I have been getting a ton of calls and emails from people dumbfounded on why they cannot catch fish like they used to.The cold, hard, honest truth is that none of us are. I can sit here and act like it’s all good and we have millions of fish and give another positive report on where to go and what to do, but that won’t help much.
We are in a rebuilding process and it is just going to take time for things to get back to normal. It’s easy to blame certain things for a day of bad fishing. In the spring we can blame high barometric pressure, low tides, high wind, glass minnows, and other aspects of the spring transition.
In the summer we can curse the southwest wind, slack tides, and too many boats on top of us. During these spells of tough conditions, we often dream of how many fish we are going to catch whenever the wind does lay down and the tide does get right.
But here we stand in the primetime summer months and the wind is dying and the tide is moving and we still are struggling. We are out of excuses. All we can do is keep battling through. After all, it’s got to get better!
By fishing smart and conservatively, we can still catch fish and save our fishery at the same time. Expectations and perceptions have to change. Gone are the days where we could go out and find multiple schools of fish slicking in the middle of nowhere and just pull in and get ‘em. We aren’t going to catch 40-60 trout a day up to 5-and 6-pounds like we used to. But we can still go out and experience a fun day of fishing. The times they are a-changin’ and we must change with them.
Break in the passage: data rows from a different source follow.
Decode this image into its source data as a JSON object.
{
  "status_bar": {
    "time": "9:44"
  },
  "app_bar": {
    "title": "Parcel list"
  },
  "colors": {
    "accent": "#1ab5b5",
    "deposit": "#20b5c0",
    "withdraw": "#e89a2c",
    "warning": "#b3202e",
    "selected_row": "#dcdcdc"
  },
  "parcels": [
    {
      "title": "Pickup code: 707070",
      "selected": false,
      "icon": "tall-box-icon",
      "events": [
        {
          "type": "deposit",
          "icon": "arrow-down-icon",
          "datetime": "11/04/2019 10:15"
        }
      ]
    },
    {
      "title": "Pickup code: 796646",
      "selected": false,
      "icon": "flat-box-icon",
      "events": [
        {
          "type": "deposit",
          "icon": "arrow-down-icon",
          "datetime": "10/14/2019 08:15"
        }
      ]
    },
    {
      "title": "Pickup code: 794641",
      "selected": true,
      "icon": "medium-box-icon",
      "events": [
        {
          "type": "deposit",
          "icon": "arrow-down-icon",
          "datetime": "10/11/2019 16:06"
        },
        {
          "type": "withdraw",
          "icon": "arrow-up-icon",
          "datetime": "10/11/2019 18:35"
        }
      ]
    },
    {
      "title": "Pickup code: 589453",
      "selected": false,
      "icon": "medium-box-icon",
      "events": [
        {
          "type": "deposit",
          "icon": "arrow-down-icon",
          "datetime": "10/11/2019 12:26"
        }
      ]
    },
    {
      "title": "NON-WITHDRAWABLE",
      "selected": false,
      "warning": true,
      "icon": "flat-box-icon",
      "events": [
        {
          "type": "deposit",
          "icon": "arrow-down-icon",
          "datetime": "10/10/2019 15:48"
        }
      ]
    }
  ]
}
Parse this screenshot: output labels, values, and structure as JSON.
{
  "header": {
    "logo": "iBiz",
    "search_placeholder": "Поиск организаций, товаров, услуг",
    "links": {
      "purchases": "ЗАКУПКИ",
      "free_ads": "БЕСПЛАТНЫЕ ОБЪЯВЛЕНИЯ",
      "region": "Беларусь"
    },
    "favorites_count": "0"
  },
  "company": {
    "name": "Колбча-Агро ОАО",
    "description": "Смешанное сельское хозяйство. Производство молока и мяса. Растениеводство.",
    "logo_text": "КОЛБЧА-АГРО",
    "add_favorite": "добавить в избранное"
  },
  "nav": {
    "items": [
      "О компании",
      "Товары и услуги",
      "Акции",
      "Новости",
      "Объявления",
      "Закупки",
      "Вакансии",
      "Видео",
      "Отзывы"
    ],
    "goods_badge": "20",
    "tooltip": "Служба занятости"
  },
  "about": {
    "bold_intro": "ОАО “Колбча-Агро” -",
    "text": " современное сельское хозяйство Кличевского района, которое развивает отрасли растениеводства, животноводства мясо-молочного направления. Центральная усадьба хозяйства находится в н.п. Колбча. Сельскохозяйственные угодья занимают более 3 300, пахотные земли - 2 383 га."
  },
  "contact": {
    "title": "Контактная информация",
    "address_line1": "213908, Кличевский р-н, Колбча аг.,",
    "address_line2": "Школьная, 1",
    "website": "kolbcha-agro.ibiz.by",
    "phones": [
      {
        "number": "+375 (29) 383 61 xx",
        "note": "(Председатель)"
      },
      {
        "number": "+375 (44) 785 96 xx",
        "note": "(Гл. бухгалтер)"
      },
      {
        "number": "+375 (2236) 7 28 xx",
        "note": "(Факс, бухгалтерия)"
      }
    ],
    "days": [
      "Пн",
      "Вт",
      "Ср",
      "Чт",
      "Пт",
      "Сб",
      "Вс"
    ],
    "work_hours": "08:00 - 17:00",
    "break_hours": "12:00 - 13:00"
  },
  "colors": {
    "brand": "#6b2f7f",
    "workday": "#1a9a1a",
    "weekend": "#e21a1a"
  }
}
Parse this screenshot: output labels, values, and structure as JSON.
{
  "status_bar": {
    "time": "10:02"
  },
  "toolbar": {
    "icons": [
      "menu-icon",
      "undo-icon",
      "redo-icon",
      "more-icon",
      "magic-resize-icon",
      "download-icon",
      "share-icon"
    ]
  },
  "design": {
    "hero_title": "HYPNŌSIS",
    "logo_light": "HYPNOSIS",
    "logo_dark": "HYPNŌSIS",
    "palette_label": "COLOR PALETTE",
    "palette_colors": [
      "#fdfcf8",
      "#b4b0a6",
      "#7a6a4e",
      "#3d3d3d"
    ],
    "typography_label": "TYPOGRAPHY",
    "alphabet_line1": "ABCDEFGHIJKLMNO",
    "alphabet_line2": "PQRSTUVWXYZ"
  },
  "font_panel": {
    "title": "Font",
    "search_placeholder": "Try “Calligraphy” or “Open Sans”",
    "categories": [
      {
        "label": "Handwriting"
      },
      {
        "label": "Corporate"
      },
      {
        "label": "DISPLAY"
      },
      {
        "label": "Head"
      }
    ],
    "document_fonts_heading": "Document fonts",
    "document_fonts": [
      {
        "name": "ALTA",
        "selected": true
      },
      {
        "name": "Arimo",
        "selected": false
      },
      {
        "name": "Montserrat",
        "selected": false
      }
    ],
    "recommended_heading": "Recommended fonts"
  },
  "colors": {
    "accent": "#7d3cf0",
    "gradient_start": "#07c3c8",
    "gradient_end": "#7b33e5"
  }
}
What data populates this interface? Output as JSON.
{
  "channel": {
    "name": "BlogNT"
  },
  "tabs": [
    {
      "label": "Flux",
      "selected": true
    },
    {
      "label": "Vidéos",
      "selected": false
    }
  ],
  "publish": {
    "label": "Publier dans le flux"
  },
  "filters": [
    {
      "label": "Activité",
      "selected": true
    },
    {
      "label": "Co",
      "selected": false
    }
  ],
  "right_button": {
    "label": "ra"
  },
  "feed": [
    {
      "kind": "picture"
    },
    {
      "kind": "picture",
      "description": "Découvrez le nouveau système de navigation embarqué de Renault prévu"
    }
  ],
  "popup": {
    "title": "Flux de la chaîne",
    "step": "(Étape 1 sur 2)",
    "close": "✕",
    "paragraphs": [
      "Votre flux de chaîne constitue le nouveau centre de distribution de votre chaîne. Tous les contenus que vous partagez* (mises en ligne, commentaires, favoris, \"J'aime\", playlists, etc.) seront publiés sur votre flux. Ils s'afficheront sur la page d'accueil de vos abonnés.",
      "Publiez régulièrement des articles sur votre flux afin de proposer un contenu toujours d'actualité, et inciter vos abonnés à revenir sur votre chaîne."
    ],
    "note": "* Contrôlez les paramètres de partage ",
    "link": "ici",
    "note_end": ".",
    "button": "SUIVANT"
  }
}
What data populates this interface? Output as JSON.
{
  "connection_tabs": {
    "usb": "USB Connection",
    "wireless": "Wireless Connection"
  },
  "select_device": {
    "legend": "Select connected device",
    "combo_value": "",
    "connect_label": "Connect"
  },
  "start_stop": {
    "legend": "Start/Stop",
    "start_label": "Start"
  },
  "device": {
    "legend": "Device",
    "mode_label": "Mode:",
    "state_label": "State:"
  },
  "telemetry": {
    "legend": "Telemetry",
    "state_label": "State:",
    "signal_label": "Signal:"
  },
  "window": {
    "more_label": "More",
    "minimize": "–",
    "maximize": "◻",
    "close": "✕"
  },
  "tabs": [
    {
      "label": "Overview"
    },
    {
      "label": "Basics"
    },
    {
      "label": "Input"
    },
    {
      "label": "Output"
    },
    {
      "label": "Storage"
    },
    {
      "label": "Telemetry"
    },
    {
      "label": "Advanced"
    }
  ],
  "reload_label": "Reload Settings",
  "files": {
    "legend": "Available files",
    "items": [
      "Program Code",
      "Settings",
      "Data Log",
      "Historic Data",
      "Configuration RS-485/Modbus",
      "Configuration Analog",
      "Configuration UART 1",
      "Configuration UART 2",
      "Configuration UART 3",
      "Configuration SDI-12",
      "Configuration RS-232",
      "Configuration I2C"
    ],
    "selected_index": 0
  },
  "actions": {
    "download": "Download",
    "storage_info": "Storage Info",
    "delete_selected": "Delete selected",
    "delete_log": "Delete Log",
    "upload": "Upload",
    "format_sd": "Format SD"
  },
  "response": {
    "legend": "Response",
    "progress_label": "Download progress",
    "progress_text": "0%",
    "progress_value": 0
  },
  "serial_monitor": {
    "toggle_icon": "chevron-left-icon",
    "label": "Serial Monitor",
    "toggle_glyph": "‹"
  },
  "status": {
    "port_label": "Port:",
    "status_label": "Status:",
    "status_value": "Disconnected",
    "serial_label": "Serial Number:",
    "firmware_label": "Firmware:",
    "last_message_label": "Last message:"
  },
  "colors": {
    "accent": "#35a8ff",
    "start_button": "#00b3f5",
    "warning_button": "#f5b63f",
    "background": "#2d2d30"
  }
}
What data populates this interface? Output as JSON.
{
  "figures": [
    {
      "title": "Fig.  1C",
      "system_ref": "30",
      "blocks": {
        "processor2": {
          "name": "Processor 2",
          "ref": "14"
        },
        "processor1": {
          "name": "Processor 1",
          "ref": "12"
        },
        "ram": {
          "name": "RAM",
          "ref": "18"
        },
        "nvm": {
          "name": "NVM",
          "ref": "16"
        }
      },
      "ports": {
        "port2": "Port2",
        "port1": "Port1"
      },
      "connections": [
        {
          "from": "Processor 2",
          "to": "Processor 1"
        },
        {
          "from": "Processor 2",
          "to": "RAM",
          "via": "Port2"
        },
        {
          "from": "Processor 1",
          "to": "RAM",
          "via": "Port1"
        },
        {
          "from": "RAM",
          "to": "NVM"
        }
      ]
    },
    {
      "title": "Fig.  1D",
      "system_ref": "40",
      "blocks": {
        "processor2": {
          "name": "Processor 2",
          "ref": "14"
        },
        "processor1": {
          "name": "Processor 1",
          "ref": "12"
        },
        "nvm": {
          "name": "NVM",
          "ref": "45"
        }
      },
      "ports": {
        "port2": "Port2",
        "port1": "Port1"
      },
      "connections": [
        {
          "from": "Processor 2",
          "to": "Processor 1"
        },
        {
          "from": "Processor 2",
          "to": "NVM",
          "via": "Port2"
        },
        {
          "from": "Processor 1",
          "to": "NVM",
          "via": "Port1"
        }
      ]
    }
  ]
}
By no means am I trying to be doom and gloom; I’m just trying to be honest. We still have some fish here and by no means am I saying that it’s over. We just have to readjust our tactics and mentality of boxing every legal fish we land. If you pick your days and hit the weather right, fishing can still be good. You just might have to reevaluate what “good” is in your standards.
When I say to fish smart, what I mean is that we have to slow down and dissect every detail of what’s going on to understand the reason why the fish are doing what they are doing and why they are where they are. Often times we get into a rush and want to power through an area or pull up to a spot and give it 10 casts, and then keep on rolling. You’ve got to really slow down and find out where the fish are and exactly what they want. Once you learn this, remember it, it will help you narrow down your choices and eliminate wasted time.
I remember years ago on a wade trip with Mickey Eastman; we were wading a cove and I wanted to walk really fast, fan casting a topwater. After 30 minutes and not a bite, I told Mickey, “Let’s get out of here. They’re not here or they’re not eating.” To that he replied, “We aren’t going anywhere.”
Two hours later and still no bites, we finally saw a slick pop and for the next hour we experienced a bite I will never forget. Three of the fish we caught on that wade weighed more than seven pounds.
That day taught me a lot and stands as proof that it pays to slow it down. Once you slow down and really grasp what’s going on, you will fully understand all of the pieces of the puzzle that make this game tick and have a greater appreciation for the sport.
In closing, I wish everyone the best on the water and I encourage everyone to try to fish smarter and learn as much as you can. The fishing will get better and we will be just fine. The slowest of days are usually when we learn the most!